I cancelled my ads, stopped inspecting houses, and arranged to arrive at the community. Both the people I knew were planning to be away that day, but they assured me I could still come. I packed our big nylon tent and a carload of bedding and clothes, and drove the ten minutes further away from town.
I cried the whole way. Silently, so my son didn’t see me. It was just such an emotional upheaval, going through all my belongings and letting go and travelling into the unknown. I wiped my face and arrived completely drained. I didn’t know which building to walk into.
Luckily my friend was home for lunch, and gave me a hug. The first of many hugs and offers of support.
I set up the tent with my son. We have a room each inside. We moved in beds, toys and books. The essentials. The community welcomed us in and fed us. It was a huge relief to not have to cook dinner every night.

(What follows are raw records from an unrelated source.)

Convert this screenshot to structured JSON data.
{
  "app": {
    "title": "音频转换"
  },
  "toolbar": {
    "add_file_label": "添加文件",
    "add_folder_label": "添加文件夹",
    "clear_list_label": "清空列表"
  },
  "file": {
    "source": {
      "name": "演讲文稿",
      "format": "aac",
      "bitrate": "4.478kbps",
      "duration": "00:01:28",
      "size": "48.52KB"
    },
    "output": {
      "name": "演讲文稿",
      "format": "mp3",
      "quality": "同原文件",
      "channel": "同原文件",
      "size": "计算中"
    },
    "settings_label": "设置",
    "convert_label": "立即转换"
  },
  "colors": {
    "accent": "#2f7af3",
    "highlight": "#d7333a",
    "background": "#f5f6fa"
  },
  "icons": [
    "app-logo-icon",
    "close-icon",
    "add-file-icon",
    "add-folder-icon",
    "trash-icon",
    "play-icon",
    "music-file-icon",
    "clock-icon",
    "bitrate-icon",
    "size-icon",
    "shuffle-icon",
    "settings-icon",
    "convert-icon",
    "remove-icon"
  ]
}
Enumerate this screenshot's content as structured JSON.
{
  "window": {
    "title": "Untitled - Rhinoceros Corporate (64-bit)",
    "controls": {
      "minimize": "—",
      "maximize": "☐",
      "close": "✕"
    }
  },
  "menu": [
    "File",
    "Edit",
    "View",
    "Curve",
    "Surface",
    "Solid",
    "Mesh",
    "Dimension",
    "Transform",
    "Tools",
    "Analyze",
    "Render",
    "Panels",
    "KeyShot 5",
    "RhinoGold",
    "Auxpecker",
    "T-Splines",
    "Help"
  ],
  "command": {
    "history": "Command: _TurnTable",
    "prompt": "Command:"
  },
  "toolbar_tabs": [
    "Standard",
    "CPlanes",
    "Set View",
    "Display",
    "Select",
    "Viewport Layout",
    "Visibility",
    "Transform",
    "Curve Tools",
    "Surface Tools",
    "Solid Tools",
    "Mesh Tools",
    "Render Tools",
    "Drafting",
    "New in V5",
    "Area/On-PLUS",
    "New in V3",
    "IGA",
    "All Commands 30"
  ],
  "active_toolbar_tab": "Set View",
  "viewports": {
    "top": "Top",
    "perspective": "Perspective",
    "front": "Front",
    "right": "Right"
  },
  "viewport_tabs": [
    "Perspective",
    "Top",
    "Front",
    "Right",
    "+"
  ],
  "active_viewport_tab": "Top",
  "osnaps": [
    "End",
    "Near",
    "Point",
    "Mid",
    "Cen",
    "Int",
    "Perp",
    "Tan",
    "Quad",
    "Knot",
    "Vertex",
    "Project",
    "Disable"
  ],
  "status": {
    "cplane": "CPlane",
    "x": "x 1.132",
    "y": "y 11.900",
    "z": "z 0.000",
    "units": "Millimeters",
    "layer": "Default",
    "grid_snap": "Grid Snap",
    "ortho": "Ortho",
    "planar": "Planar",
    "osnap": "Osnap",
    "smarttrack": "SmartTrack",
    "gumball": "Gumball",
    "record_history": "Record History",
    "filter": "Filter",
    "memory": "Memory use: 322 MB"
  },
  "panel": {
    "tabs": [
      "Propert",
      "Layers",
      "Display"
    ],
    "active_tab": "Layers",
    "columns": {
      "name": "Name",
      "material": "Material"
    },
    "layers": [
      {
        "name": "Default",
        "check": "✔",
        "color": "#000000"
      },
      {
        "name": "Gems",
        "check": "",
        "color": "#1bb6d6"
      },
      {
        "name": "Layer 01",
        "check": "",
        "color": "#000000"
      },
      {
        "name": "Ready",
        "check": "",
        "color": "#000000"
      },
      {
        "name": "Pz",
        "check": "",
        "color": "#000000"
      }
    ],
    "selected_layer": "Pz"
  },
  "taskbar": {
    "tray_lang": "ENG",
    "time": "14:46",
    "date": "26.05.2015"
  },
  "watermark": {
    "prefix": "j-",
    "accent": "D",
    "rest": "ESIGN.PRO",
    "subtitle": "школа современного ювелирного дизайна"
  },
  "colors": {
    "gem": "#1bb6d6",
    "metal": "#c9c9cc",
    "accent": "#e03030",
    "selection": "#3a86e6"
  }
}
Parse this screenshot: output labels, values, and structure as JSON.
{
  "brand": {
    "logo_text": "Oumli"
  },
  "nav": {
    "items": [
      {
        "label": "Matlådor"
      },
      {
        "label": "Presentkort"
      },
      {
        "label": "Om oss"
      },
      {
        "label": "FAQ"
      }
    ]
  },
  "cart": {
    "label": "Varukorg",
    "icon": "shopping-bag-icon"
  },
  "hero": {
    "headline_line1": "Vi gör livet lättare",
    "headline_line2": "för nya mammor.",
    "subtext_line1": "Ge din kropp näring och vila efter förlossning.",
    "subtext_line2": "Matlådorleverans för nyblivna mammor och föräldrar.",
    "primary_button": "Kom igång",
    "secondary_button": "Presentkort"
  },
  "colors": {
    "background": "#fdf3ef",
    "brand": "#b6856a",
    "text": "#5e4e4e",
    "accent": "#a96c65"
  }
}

The next day I brought another carload. That pretty much filled up the tent. Unfortunately, my house was still full of stuff! I embarked on a fortnight of garage sales, giving away, selling, donating and sorting. So many decisions to make! Should I keep it? Do I have room for it? Is is beautiful or useful? Do it bring me joy? Should I store it? I don’t want things in storage, but in the end I ran out of decision-making time and shelved several roomfuls of stuff at my folks’. I promise I’ll go through it before Christmas, Mum. Some things needed to be stored while I waited for the heavy duty tent.
I bought a twin pole bell tent online, 6 x 4 metres, which is big enough for several king beds. It arrived in only four business days. I haven’t put it up yet, as I’m waiting for imput from absent members of the community on where to site it. It weighs 50 kilos and needs several people to erect, so once it’s up I’d rather not move it too many times.
We’re settling in well. We’ve had a few late spring rainstorms, and stayed completely dry in the tent. Our bedding is cosy, and our new solar lantern gives plenty of light. My son hardly plays with his toys any more, he’s out climbing trees with his friends.
Last weekend was my final day to vacate the cottage. Between working extra hours, finding places for stuff and the extra travel time, I still had furniture to move, plants to dig up, housecleaning, yard tidying and last minute jobs. My new community members generously spent an afternoon tackling all these tasks with me at the cottage, taking the last loads of rubbish and donations away and moving the last few plants for me. The emotional support was as useful as the physical.
Our lives are becoming entwined with a larger family. There’s always someone to talk to, share music with, pick the kids up, walk with or water the plants. Coming to a shifting household of about a dozen people is amazing, when it was just me and my son previously. How did I manage to do all this on my own up until now? Whether I need a welder or flower essences, someone I live with can help me.
We’re coming to a place of harmony and abundance. I don’t know how long I’ll stay here or what will happen next. But I’m enjoying the journey.
[…] some grief around the disbanding of the household, yet I don’t regret going down this path of communal living. I find the growth, support, company, shared responsibilities, diverse skills, meaningful […]